  • Building accessible forms has been covered in detail above. In summary:
    • <input>s should have associated <label>s.
    • <input>s are linked to their error messages via aria-describedby and error messages are announced with aria-live="assertive".
    • Use <input>s of the correct types and appropriate validation-related attributes like pattern, minlength, maxlength.
    • Visual order matches DOM order.
    • Make the currently focused form control obvious.

Reference: Accessibility | Forms | and WebAIM: Creating Accessible Forms


Since payment details are highly sensitive, we have to make sure the website is secure:

  • Use HTTPS so that all communication with the server is encrypted and that other users on the same Wi-FI network cannot intercept and obtain any sensitive details.
  • Payment details submission API should not be using HTTP GET because the sensitive details will be included as a query string in the request URL which will get added to the browsing history which is potentially unsafe if the browser is shared by other users. Use HTTP POST or PUT instead.

Source: Security and privacy |

User Experience
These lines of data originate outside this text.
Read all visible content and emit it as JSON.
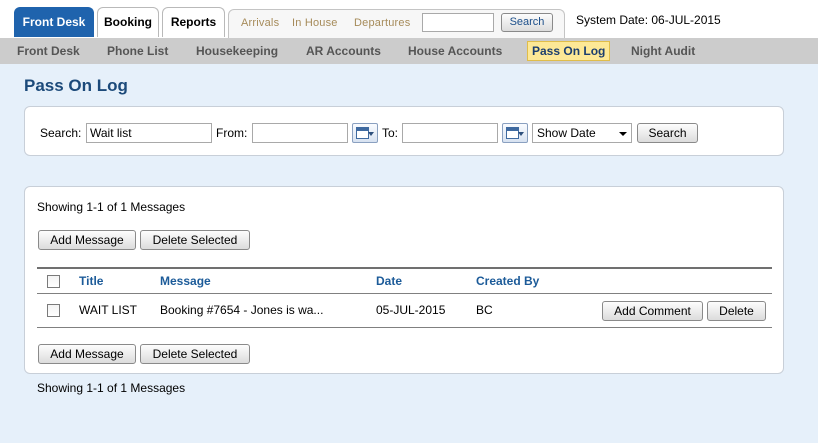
{
  "top_tabs": [
    {
      "label": "Front Desk",
      "active": true
    },
    {
      "label": "Booking",
      "active": false
    },
    {
      "label": "Reports",
      "active": false
    }
  ],
  "quick_links": [
    "Arrivals",
    "In House",
    "Departures"
  ],
  "quick_search": {
    "value": "",
    "button_label": "Search"
  },
  "system_date": "System Date: 06-JUL-2015",
  "subnav": [
    {
      "label": "Front Desk",
      "active": false
    },
    {
      "label": "Phone List",
      "active": false
    },
    {
      "label": "Housekeeping",
      "active": false
    },
    {
      "label": "AR Accounts",
      "active": false
    },
    {
      "label": "House Accounts",
      "active": false
    },
    {
      "label": "Pass On Log",
      "active": true
    },
    {
      "label": "Night Audit",
      "active": false
    }
  ],
  "page_title": "Pass On Log",
  "search_form": {
    "search_label": "Search:",
    "search_value": "Wait list",
    "from_label": "From:",
    "from_value": "",
    "to_label": "To:",
    "to_value": "",
    "date_select": "Show Date",
    "search_button": "Search"
  },
  "messages": {
    "showing_top": "Showing 1-1 of 1 Messages",
    "showing_bottom": "Showing 1-1 of 1 Messages",
    "add_message_label": "Add Message",
    "delete_selected_label": "Delete Selected",
    "columns": {
      "title": "Title",
      "message": "Message",
      "date": "Date",
      "created_by": "Created By"
    },
    "rows": [
      {
        "title": "WAIT LIST",
        "message": "Booking #7654 - Jones is wa...",
        "date": "05-JUL-2015",
        "created_by": "BC",
        "add_comment_label": "Add Comment",
        "delete_label": "Delete"
      }
    ]
  }
}
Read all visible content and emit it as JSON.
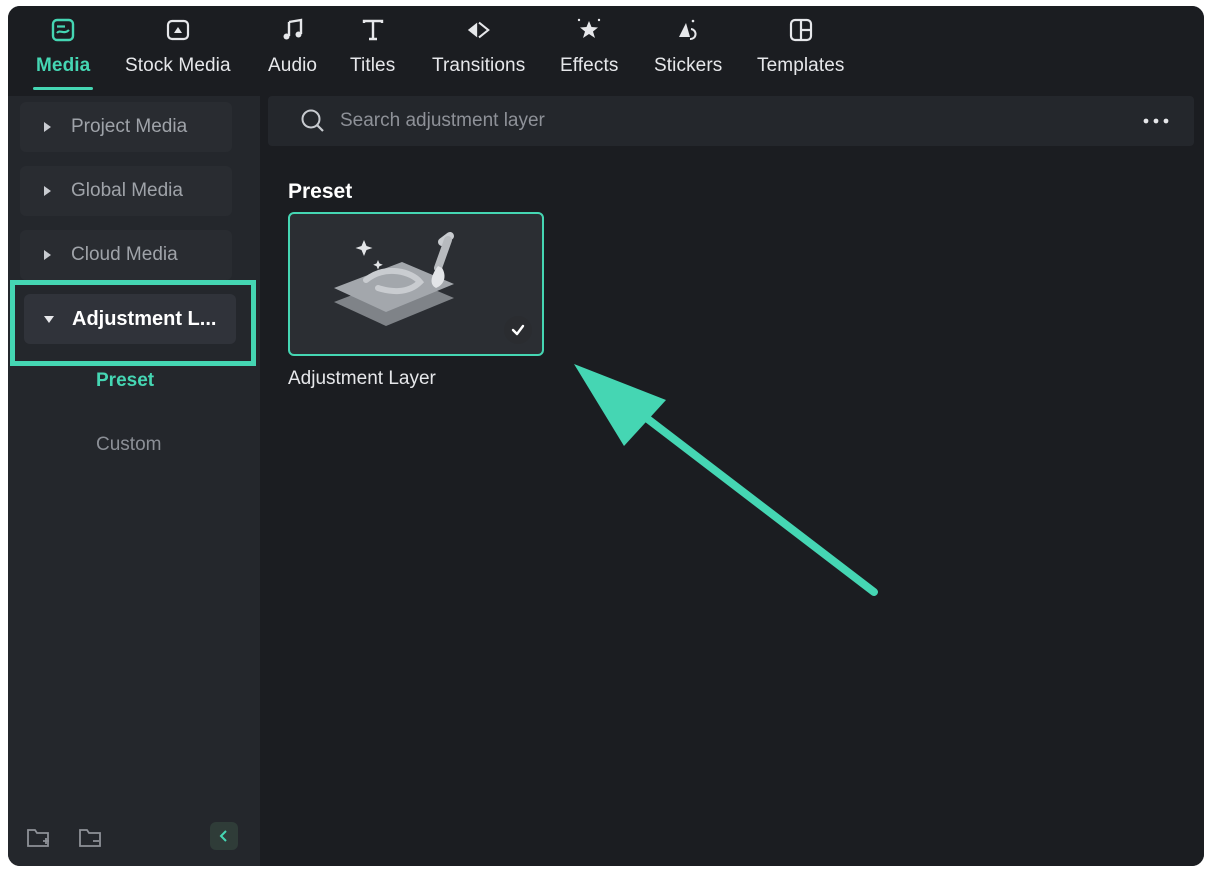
{
  "tabs": [
    {
      "label": "Media",
      "icon": "media-icon",
      "active": true
    },
    {
      "label": "Stock Media",
      "icon": "stock-media-icon"
    },
    {
      "label": "Audio",
      "icon": "music-note-icon"
    },
    {
      "label": "Titles",
      "icon": "text-t-icon"
    },
    {
      "label": "Transitions",
      "icon": "transitions-icon"
    },
    {
      "label": "Effects",
      "icon": "effects-star-icon"
    },
    {
      "label": "Stickers",
      "icon": "stickers-icon"
    },
    {
      "label": "Templates",
      "icon": "templates-icon"
    }
  ],
  "sidebar": {
    "items": [
      {
        "label": "Project Media"
      },
      {
        "label": "Global Media"
      },
      {
        "label": "Cloud Media"
      },
      {
        "label": "Adjustment L...",
        "expanded": true
      }
    ],
    "subitems": [
      {
        "label": "Preset",
        "active": true
      },
      {
        "label": "Custom"
      }
    ]
  },
  "search": {
    "placeholder": "Search adjustment layer",
    "value": ""
  },
  "main": {
    "section_title": "Preset",
    "card": {
      "label": "Adjustment Layer",
      "selected": true
    }
  },
  "colors": {
    "accent": "#45d6b3",
    "background": "#1b1d21",
    "sidebar": "#24272c"
  }
}
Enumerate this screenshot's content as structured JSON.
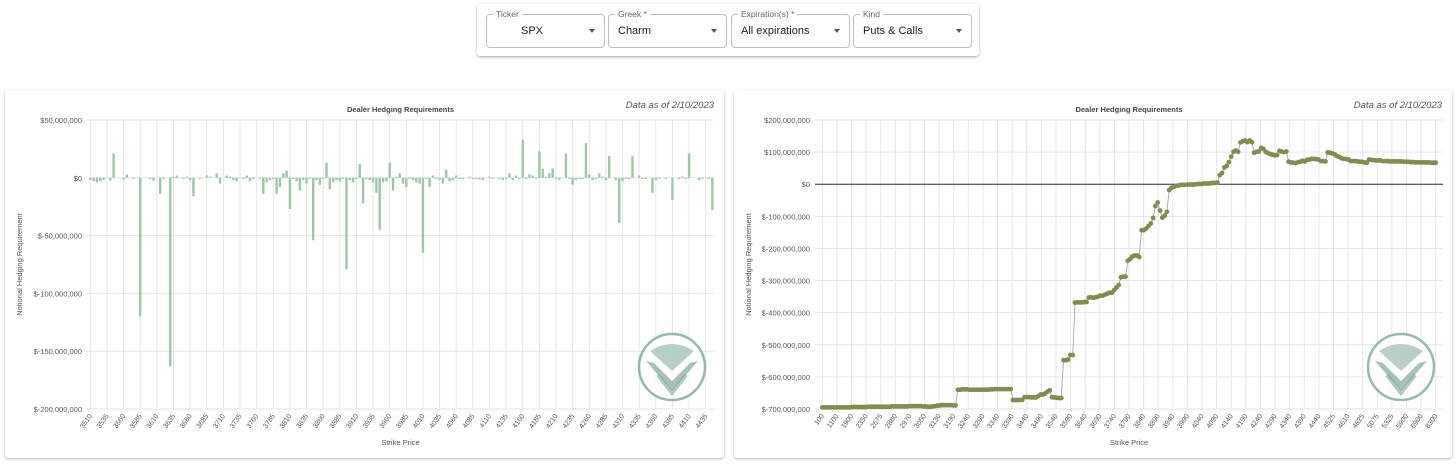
{
  "filters": [
    {
      "label": "Ticker",
      "value": "SPX"
    },
    {
      "label": "Greek *",
      "value": "Charm"
    },
    {
      "label": "Expiration(s) *",
      "value": "All expirations"
    },
    {
      "label": "Kind",
      "value": "Puts & Calls"
    }
  ],
  "colors": {
    "bar": "#9fc4a8",
    "point": "#858a52",
    "line": "#9a9a9a",
    "grid": "#e6e6e6",
    "logo": "#7fa79c"
  },
  "chart_data": [
    {
      "type": "bar",
      "title": "Dealer Hedging Requirements",
      "as_of": "Data as of 2/10/2023",
      "xlabel": "Strike Price",
      "ylabel": "Notional Hedging Requirement",
      "ylim": [
        -200000000,
        50000000
      ],
      "yticks": [
        50000000,
        0,
        -50000000,
        -100000000,
        -150000000,
        -200000000
      ],
      "ytick_labels": [
        "$50,000,000",
        "$0",
        "$-50,000,000",
        "$-100,000,000",
        "$-150,000,000",
        "$-200,000,000"
      ],
      "categories": [
        "3510",
        "3535",
        "3560",
        "3585",
        "3610",
        "3635",
        "3660",
        "3685",
        "3710",
        "3735",
        "3760",
        "3785",
        "3810",
        "3835",
        "3860",
        "3885",
        "3910",
        "3935",
        "3960",
        "3985",
        "4010",
        "4035",
        "4060",
        "4085",
        "4110",
        "4135",
        "4160",
        "4185",
        "4210",
        "4235",
        "4260",
        "4285",
        "4310",
        "4335",
        "4360",
        "4385",
        "4410",
        "4435"
      ],
      "bar_x": [
        3510,
        3515,
        3520,
        3525,
        3530,
        3540,
        3545,
        3560,
        3565,
        3575,
        3585,
        3600,
        3605,
        3615,
        3620,
        3630,
        3635,
        3640,
        3650,
        3655,
        3660,
        3665,
        3675,
        3685,
        3690,
        3700,
        3705,
        3715,
        3720,
        3725,
        3730,
        3740,
        3745,
        3750,
        3755,
        3765,
        3770,
        3775,
        3780,
        3785,
        3790,
        3795,
        3800,
        3805,
        3810,
        3815,
        3820,
        3825,
        3830,
        3835,
        3840,
        3845,
        3850,
        3855,
        3860,
        3865,
        3870,
        3875,
        3880,
        3885,
        3890,
        3895,
        3900,
        3905,
        3910,
        3915,
        3920,
        3925,
        3930,
        3935,
        3940,
        3945,
        3950,
        3955,
        3960,
        3965,
        3970,
        3975,
        3980,
        3985,
        3990,
        3995,
        4000,
        4005,
        4010,
        4015,
        4020,
        4025,
        4030,
        4035,
        4040,
        4045,
        4050,
        4055,
        4060,
        4065,
        4070,
        4080,
        4085,
        4090,
        4095,
        4100,
        4110,
        4115,
        4125,
        4130,
        4135,
        4140,
        4145,
        4150,
        4155,
        4160,
        4165,
        4170,
        4175,
        4180,
        4185,
        4190,
        4195,
        4200,
        4205,
        4210,
        4215,
        4225,
        4230,
        4235,
        4240,
        4245,
        4250,
        4255,
        4260,
        4265,
        4270,
        4275,
        4280,
        4285,
        4290,
        4300,
        4305,
        4310,
        4315,
        4320,
        4325,
        4335,
        4340,
        4345,
        4355,
        4360,
        4365,
        4375,
        4385,
        4395,
        4400,
        4405,
        4410,
        4425,
        4430,
        4440,
        4445
      ],
      "bar_y": [
        -2000000,
        -3000000,
        -4000000,
        -3000000,
        -2000000,
        -2500000,
        21000000,
        -1500000,
        3000000,
        -1000000,
        -120000000,
        -1000000,
        -2500000,
        -14000000,
        -1000000,
        -163000000,
        1000000,
        2000000,
        -1000000,
        1000000,
        -2000000,
        -16000000,
        -1000000,
        2000000,
        1000000,
        4000000,
        -5000000,
        2000000,
        1000000,
        -2000000,
        -3000000,
        -1000000,
        2000000,
        -3000000,
        -1000000,
        -1000000,
        -14000000,
        -4000000,
        -2000000,
        -1000000,
        -14000000,
        -8000000,
        4000000,
        6000000,
        -27000000,
        -1000000,
        -3000000,
        -11000000,
        -2000000,
        -5000000,
        -1000000,
        -54000000,
        -2000000,
        -6000000,
        -1000000,
        13000000,
        -10000000,
        -4000000,
        -2000000,
        -3000000,
        -1000000,
        -79000000,
        -2000000,
        -4000000,
        -1000000,
        12000000,
        -22000000,
        -1000000,
        -2000000,
        -4000000,
        -13000000,
        -45000000,
        -4000000,
        -3000000,
        13000000,
        -11000000,
        1000000,
        4000000,
        -5000000,
        -8000000,
        -1000000,
        -2000000,
        -4000000,
        -5000000,
        -65000000,
        -1000000,
        -8000000,
        2000000,
        -1000000,
        -2000000,
        -5000000,
        7000000,
        -3000000,
        -2000000,
        2000000,
        -1000000,
        -1000000,
        1000000,
        -1000000,
        -1000000,
        -1500000,
        -2000000,
        1000000,
        -1000000,
        -1000000,
        -2000000,
        -1000000,
        4000000,
        -2000000,
        2000000,
        -1000000,
        33000000,
        -1000000,
        3000000,
        2000000,
        -1000000,
        23000000,
        8000000,
        1000000,
        4000000,
        8000000,
        -1000000,
        -2000000,
        21000000,
        -1000000,
        -6000000,
        -2000000,
        -1000000,
        -1000000,
        30000000,
        3000000,
        -2000000,
        -1000000,
        4000000,
        1000000,
        -2000000,
        19000000,
        -2000000,
        -39000000,
        -3000000,
        -1000000,
        -1000000,
        19000000,
        2000000,
        -1000000,
        -1000000,
        -13000000,
        -2000000,
        -1000000,
        -1000000,
        -19000000,
        -1000000,
        1000000,
        -1000000,
        21000000,
        -2000000,
        -1000000,
        -1000000,
        -28000000,
        -1000000,
        -2000000,
        -3000000,
        -4000000,
        -2000000,
        4000000,
        -1000000
      ]
    },
    {
      "type": "line",
      "title": "Dealer Hedging Requirements",
      "as_of": "Data as of 2/10/2023",
      "xlabel": "Strike Price",
      "ylabel": "Notional Hedging Requirement",
      "ylim": [
        -700000000,
        200000000
      ],
      "yticks": [
        200000000,
        100000000,
        0,
        -100000000,
        -200000000,
        -300000000,
        -400000000,
        -500000000,
        -600000000,
        -700000000
      ],
      "ytick_labels": [
        "$200,000,000",
        "$100,000,000",
        "$0",
        "$-100,000,000",
        "$-200,000,000",
        "$-300,000,000",
        "$-400,000,000",
        "$-500,000,000",
        "$-600,000,000",
        "$-700,000,000"
      ],
      "tick_labels": [
        "100",
        "1100",
        "1900",
        "2350",
        "2675",
        "2880",
        "2970",
        "3050",
        "3130",
        "3190",
        "3240",
        "3290",
        "3340",
        "3390",
        "3440",
        "3490",
        "3540",
        "3590",
        "3640",
        "3690",
        "3740",
        "3790",
        "3840",
        "3890",
        "3940",
        "3990",
        "4040",
        "4090",
        "4140",
        "4190",
        "4240",
        "4290",
        "4340",
        "4390",
        "4440",
        "4525",
        "4610",
        "4825",
        "5075",
        "5325",
        "5900",
        "6900",
        "8300"
      ],
      "values": [
        -695000000,
        -695000000,
        -695000000,
        -695000000,
        -695000000,
        -695000000,
        -695000000,
        -695000000,
        -695000000,
        -695000000,
        -695000000,
        -695000000,
        -695000000,
        -694000000,
        -694000000,
        -694000000,
        -694000000,
        -694000000,
        -694000000,
        -694000000,
        -693000000,
        -693000000,
        -693000000,
        -693000000,
        -693000000,
        -693000000,
        -693000000,
        -693000000,
        -693000000,
        -693000000,
        -692000000,
        -692000000,
        -692000000,
        -692000000,
        -692000000,
        -692000000,
        -692000000,
        -692000000,
        -691000000,
        -691000000,
        -691000000,
        -691000000,
        -691000000,
        -691000000,
        -692000000,
        -692000000,
        -693000000,
        -693000000,
        -692000000,
        -691000000,
        -690000000,
        -689000000,
        -688000000,
        -688000000,
        -688000000,
        -688000000,
        -688000000,
        -689000000,
        -689000000,
        -640000000,
        -640000000,
        -639000000,
        -639000000,
        -639000000,
        -640000000,
        -640000000,
        -640000000,
        -640000000,
        -640000000,
        -640000000,
        -640000000,
        -640000000,
        -640000000,
        -639000000,
        -639000000,
        -638000000,
        -638000000,
        -638000000,
        -638000000,
        -638000000,
        -638000000,
        -638000000,
        -638000000,
        -672000000,
        -672000000,
        -672000000,
        -672000000,
        -672000000,
        -663000000,
        -663000000,
        -663000000,
        -664000000,
        -664000000,
        -664000000,
        -660000000,
        -655000000,
        -655000000,
        -652000000,
        -646000000,
        -642000000,
        -663000000,
        -664000000,
        -665000000,
        -666000000,
        -666000000,
        -548000000,
        -548000000,
        -546000000,
        -532000000,
        -532000000,
        -369000000,
        -368000000,
        -368000000,
        -368000000,
        -367000000,
        -367000000,
        -353000000,
        -352000000,
        -354000000,
        -352000000,
        -350000000,
        -347000000,
        -347000000,
        -344000000,
        -341000000,
        -338000000,
        -338000000,
        -330000000,
        -322000000,
        -314000000,
        -290000000,
        -288000000,
        -288000000,
        -238000000,
        -233000000,
        -225000000,
        -222000000,
        -222000000,
        -227000000,
        -143000000,
        -143000000,
        -138000000,
        -130000000,
        -122000000,
        -105000000,
        -68000000,
        -57000000,
        -82000000,
        -104000000,
        -98000000,
        -86000000,
        -18000000,
        -11000000,
        -8000000,
        -5000000,
        -4000000,
        -2000000,
        -2000000,
        -2000000,
        -1000000,
        -1000000,
        -1000000,
        -1000000,
        0,
        1000000,
        1000000,
        2000000,
        2000000,
        2000000,
        3000000,
        4000000,
        4000000,
        5000000,
        28000000,
        35000000,
        52000000,
        57000000,
        69000000,
        86000000,
        101000000,
        105000000,
        101000000,
        130000000,
        134000000,
        136000000,
        131000000,
        136000000,
        131000000,
        98000000,
        101000000,
        102000000,
        113000000,
        110000000,
        101000000,
        97000000,
        94000000,
        92000000,
        90000000,
        91000000,
        104000000,
        102000000,
        100000000,
        102000000,
        70000000,
        68000000,
        67000000,
        66000000,
        68000000,
        70000000,
        73000000,
        71000000,
        76000000,
        77000000,
        79000000,
        79000000,
        78000000,
        77000000,
        72000000,
        72000000,
        71000000,
        99000000,
        98000000,
        96000000,
        93000000,
        88000000,
        85000000,
        81000000,
        79000000,
        78000000,
        77000000,
        72000000,
        72000000,
        72000000,
        71000000,
        70000000,
        70000000,
        68000000,
        67000000,
        77000000,
        76000000,
        75000000,
        74000000,
        74000000,
        74000000,
        72000000,
        72000000,
        72000000,
        71000000,
        71000000,
        71000000,
        71000000,
        71000000,
        71000000,
        70000000,
        70000000,
        70000000,
        69000000,
        69000000,
        68000000,
        68000000,
        68000000,
        68000000,
        68000000,
        68000000,
        68000000,
        67000000,
        67000000,
        67000000
      ]
    }
  ]
}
  • Make the checkout page clean (e.g. minimal navbar and footer) and remove distractions to reduce bounce rate.
  • Allow persisting cart contents (either in database or cookies) as some people spend time researching and considering, only making the purchase during subsequent sessions. You don't want them to have to add all of the items to their cart again.
  • Make promo code fields less prominent so that people without promo codes will not leave the page to search the web for a promo code. Those who have a promo code beforehand will take the effort to find the promo code input field.